» Data shown:

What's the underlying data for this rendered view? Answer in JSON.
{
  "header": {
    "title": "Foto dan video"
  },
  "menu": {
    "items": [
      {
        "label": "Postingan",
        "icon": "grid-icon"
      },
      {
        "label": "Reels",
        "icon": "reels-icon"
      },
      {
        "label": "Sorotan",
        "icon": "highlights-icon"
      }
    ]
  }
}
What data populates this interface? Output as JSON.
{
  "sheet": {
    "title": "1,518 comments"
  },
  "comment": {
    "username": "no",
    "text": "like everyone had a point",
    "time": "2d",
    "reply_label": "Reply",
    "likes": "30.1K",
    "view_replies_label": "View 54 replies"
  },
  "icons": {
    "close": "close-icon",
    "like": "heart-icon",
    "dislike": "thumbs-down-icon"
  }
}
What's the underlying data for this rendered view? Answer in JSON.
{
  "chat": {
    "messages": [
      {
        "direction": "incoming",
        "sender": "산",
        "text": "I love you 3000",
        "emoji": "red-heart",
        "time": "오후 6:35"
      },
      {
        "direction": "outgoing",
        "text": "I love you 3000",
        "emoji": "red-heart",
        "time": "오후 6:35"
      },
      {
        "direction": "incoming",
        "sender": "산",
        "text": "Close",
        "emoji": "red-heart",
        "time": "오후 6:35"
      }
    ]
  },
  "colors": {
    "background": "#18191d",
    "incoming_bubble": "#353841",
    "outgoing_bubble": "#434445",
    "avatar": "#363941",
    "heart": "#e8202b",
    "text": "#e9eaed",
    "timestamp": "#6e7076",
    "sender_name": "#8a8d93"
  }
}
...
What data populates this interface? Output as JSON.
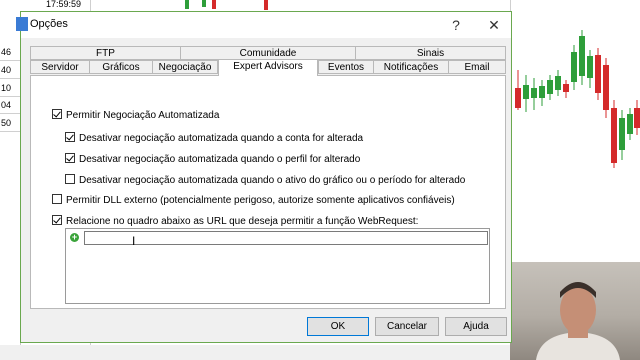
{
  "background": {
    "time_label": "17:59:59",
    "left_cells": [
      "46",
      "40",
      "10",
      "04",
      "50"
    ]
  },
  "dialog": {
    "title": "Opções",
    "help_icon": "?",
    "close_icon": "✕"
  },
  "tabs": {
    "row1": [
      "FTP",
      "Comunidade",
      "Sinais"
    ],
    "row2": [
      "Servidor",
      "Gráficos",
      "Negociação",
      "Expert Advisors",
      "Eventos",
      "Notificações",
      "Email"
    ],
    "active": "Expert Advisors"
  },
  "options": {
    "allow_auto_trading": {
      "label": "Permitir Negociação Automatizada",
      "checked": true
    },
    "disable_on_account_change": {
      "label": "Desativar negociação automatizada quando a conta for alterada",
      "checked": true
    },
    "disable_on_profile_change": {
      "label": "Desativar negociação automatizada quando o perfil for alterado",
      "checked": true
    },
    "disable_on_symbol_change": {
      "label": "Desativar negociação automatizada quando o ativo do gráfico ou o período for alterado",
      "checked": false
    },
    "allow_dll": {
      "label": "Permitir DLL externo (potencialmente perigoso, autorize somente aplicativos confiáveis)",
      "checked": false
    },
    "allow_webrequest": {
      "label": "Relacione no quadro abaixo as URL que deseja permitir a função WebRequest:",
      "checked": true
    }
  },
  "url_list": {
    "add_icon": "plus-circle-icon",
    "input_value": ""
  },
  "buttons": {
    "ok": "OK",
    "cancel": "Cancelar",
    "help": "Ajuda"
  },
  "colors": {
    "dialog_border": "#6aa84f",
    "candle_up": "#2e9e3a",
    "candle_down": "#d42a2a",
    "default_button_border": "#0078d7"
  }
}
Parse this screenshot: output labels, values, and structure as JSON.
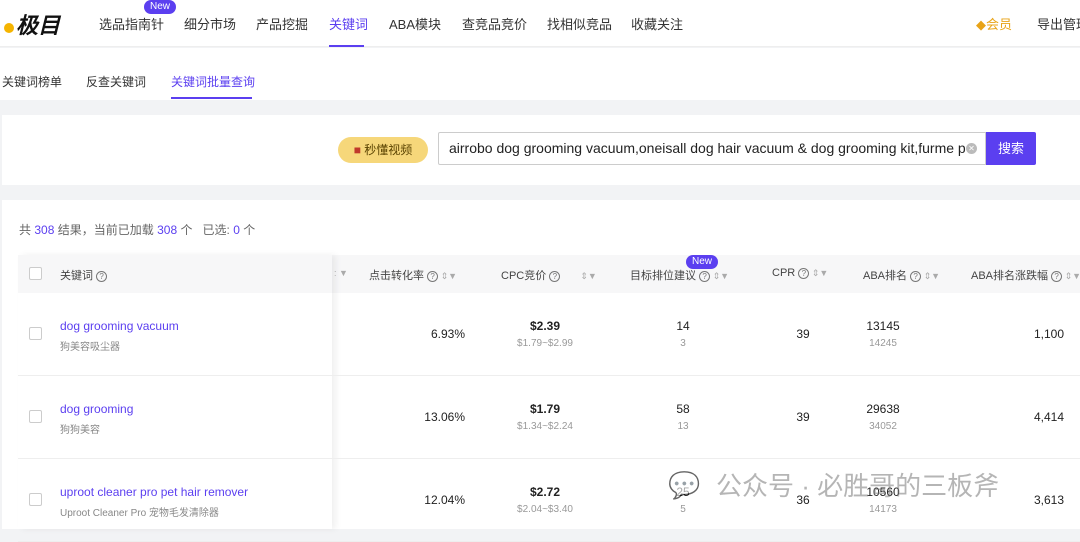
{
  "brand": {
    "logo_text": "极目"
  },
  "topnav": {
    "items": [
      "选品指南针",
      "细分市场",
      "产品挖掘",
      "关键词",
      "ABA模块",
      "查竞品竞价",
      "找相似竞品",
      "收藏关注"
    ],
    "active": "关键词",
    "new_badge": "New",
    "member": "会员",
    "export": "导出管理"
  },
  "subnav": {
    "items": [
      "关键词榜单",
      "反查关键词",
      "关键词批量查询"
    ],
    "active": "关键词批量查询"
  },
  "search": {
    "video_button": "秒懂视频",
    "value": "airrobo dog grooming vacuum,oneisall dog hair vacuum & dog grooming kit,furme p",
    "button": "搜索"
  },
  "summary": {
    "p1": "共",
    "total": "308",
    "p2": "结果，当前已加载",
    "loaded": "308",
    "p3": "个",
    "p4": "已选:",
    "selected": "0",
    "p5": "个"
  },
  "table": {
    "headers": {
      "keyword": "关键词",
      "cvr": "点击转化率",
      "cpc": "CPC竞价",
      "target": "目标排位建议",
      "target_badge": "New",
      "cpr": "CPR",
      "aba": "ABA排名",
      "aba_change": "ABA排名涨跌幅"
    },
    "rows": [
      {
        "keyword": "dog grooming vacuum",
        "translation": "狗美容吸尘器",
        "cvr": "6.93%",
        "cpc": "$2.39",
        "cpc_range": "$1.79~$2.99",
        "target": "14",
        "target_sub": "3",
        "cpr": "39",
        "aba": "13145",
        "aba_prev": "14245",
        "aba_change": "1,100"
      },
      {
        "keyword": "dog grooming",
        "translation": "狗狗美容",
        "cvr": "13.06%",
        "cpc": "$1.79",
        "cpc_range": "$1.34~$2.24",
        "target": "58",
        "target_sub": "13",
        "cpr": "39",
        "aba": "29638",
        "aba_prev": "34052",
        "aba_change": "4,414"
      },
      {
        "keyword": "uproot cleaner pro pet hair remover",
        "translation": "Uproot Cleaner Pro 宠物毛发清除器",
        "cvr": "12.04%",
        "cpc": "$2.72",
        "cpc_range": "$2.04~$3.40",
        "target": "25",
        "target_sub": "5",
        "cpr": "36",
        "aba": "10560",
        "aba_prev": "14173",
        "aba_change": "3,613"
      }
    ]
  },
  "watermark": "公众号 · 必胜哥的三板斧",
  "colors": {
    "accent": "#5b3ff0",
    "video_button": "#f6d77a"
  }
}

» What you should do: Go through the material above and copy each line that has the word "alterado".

» Solution to the exercise:
      "label": "Desativar negociação automatizada quando o perfil for alterado",
      "label": "Desativar negociação automatizada quando o ativo do gráfico ou o período for alterado",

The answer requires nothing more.